SUPPLIED RECORDS:
- - -

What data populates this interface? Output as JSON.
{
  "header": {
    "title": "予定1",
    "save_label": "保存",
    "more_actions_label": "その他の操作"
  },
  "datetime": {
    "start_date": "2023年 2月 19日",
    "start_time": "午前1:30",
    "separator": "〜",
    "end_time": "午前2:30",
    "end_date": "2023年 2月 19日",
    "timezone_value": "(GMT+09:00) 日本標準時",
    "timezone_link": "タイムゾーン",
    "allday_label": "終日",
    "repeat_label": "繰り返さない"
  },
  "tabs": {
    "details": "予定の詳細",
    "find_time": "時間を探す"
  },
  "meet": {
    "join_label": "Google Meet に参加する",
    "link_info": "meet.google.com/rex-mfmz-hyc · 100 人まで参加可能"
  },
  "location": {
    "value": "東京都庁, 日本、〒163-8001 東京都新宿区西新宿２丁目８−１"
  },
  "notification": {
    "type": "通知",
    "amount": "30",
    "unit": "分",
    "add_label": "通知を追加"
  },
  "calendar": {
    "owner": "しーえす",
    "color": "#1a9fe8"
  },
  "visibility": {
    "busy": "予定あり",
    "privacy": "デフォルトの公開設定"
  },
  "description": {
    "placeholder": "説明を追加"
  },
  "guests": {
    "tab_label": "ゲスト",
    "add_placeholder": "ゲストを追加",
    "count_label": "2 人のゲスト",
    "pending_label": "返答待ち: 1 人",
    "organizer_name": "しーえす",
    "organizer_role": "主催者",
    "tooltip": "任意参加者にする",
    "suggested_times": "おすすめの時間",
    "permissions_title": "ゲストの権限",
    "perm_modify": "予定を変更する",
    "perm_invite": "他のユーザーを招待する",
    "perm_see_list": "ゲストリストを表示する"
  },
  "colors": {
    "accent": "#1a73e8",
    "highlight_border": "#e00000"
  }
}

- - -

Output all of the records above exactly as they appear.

SOLUTION BELOW:
What data populates this interface? Output as JSON.
{
  "header": {
    "title": "予定1",
    "save_label": "保存",
    "more_actions_label": "その他の操作"
  },
  "datetime": {
    "start_date": "2023年 2月 19日",
    "start_time": "午前1:30",
    "separator": "〜",
    "end_time": "午前2:30",
    "end_date": "2023年 2月 19日",
    "timezone_value": "(GMT+09:00) 日本標準時",
    "timezone_link": "タイムゾーン",
    "allday_label": "終日",
    "repeat_label": "繰り返さない"
  },
  "tabs": {
    "details": "予定の詳細",
    "find_time": "時間を探す"
  },
  "meet": {
    "join_label": "Google Meet に参加する",
    "link_info": "meet.google.com/rex-mfmz-hyc · 100 人まで参加可能"
  },
  "location": {
    "value": "東京都庁, 日本、〒163-8001 東京都新宿区西新宿２丁目８−１"
  },
  "notification": {
    "type": "通知",
    "amount": "30",
    "unit": "分",
    "add_label": "通知を追加"
  },
  "calendar": {
    "owner": "しーえす",
    "color": "#1a9fe8"
  },
  "visibility": {
    "busy": "予定あり",
    "privacy": "デフォルトの公開設定"
  },
  "description": {
    "placeholder": "説明を追加"
  },
  "guests": {
    "tab_label": "ゲスト",
    "add_placeholder": "ゲストを追加",
    "count_label": "2 人のゲスト",
    "pending_label": "返答待ち: 1 人",
    "organizer_name": "しーえす",
    "organizer_role": "主催者",
    "tooltip": "任意参加者にする",
    "suggested_times": "おすすめの時間",
    "permissions_title": "ゲストの権限",
    "perm_modify": "予定を変更する",
    "perm_invite": "他のユーザーを招待する",
    "perm_see_list": "ゲストリストを表示する"
  },
  "colors": {
    "accent": "#1a73e8",
    "highlight_border": "#e00000"
  }
}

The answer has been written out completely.